* TASK REQUIREMENTS
Nothing in the data may change. Copy all of it exactly.

* PROVIDED RECORDS
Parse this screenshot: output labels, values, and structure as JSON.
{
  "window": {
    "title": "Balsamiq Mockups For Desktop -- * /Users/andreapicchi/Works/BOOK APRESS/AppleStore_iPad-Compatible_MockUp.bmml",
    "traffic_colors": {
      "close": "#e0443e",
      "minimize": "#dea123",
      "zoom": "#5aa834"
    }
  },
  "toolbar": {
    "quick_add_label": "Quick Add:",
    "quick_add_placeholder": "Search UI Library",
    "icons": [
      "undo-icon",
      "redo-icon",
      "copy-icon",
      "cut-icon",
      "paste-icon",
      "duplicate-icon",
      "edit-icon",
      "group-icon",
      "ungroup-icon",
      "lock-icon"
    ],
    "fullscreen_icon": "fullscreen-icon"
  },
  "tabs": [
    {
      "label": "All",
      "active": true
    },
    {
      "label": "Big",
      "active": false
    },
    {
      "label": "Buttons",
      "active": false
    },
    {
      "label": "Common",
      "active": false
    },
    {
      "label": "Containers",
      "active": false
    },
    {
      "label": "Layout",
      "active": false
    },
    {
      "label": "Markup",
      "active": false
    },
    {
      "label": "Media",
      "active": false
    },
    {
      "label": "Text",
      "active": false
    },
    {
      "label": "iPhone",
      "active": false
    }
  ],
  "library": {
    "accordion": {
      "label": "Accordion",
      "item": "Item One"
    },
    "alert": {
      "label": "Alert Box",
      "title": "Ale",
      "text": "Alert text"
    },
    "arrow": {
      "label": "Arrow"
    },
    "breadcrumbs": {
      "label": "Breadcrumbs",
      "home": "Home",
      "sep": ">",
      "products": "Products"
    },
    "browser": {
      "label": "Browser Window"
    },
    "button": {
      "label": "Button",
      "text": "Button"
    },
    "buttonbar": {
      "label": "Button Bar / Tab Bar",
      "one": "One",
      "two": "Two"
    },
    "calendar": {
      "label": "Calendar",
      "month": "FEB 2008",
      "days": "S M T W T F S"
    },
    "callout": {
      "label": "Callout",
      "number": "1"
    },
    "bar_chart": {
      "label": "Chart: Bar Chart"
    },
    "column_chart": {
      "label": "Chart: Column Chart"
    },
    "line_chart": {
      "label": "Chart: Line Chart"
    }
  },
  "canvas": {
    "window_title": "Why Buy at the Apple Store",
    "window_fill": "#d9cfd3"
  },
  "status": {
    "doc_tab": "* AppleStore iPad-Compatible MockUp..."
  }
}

* ANSWER TO THIS EXERCISE
Parse this screenshot: output labels, values, and structure as JSON.
{
  "window": {
    "title": "Balsamiq Mockups For Desktop -- * /Users/andreapicchi/Works/BOOK APRESS/AppleStore_iPad-Compatible_MockUp.bmml",
    "traffic_colors": {
      "close": "#e0443e",
      "minimize": "#dea123",
      "zoom": "#5aa834"
    }
  },
  "toolbar": {
    "quick_add_label": "Quick Add:",
    "quick_add_placeholder": "Search UI Library",
    "icons": [
      "undo-icon",
      "redo-icon",
      "copy-icon",
      "cut-icon",
      "paste-icon",
      "duplicate-icon",
      "edit-icon",
      "group-icon",
      "ungroup-icon",
      "lock-icon"
    ],
    "fullscreen_icon": "fullscreen-icon"
  },
  "tabs": [
    {
      "label": "All",
      "active": true
    },
    {
      "label": "Big",
      "active": false
    },
    {
      "label": "Buttons",
      "active": false
    },
    {
      "label": "Common",
      "active": false
    },
    {
      "label": "Containers",
      "active": false
    },
    {
      "label": "Layout",
      "active": false
    },
    {
      "label": "Markup",
      "active": false
    },
    {
      "label": "Media",
      "active": false
    },
    {
      "label": "Text",
      "active": false
    },
    {
      "label": "iPhone",
      "active": false
    }
  ],
  "library": {
    "accordion": {
      "label": "Accordion",
      "item": "Item One"
    },
    "alert": {
      "label": "Alert Box",
      "title": "Ale",
      "text": "Alert text"
    },
    "arrow": {
      "label": "Arrow"
    },
    "breadcrumbs": {
      "label": "Breadcrumbs",
      "home": "Home",
      "sep": ">",
      "products": "Products"
    },
    "browser": {
      "label": "Browser Window"
    },
    "button": {
      "label": "Button",
      "text": "Button"
    },
    "buttonbar": {
      "label": "Button Bar / Tab Bar",
      "one": "One",
      "two": "Two"
    },
    "calendar": {
      "label": "Calendar",
      "month": "FEB 2008",
      "days": "S M T W T F S"
    },
    "callout": {
      "label": "Callout",
      "number": "1"
    },
    "bar_chart": {
      "label": "Chart: Bar Chart"
    },
    "column_chart": {
      "label": "Chart: Column Chart"
    },
    "line_chart": {
      "label": "Chart: Line Chart"
    }
  },
  "canvas": {
    "window_title": "Why Buy at the Apple Store",
    "window_fill": "#d9cfd3"
  },
  "status": {
    "doc_tab": "* AppleStore iPad-Compatible MockUp..."
  }
}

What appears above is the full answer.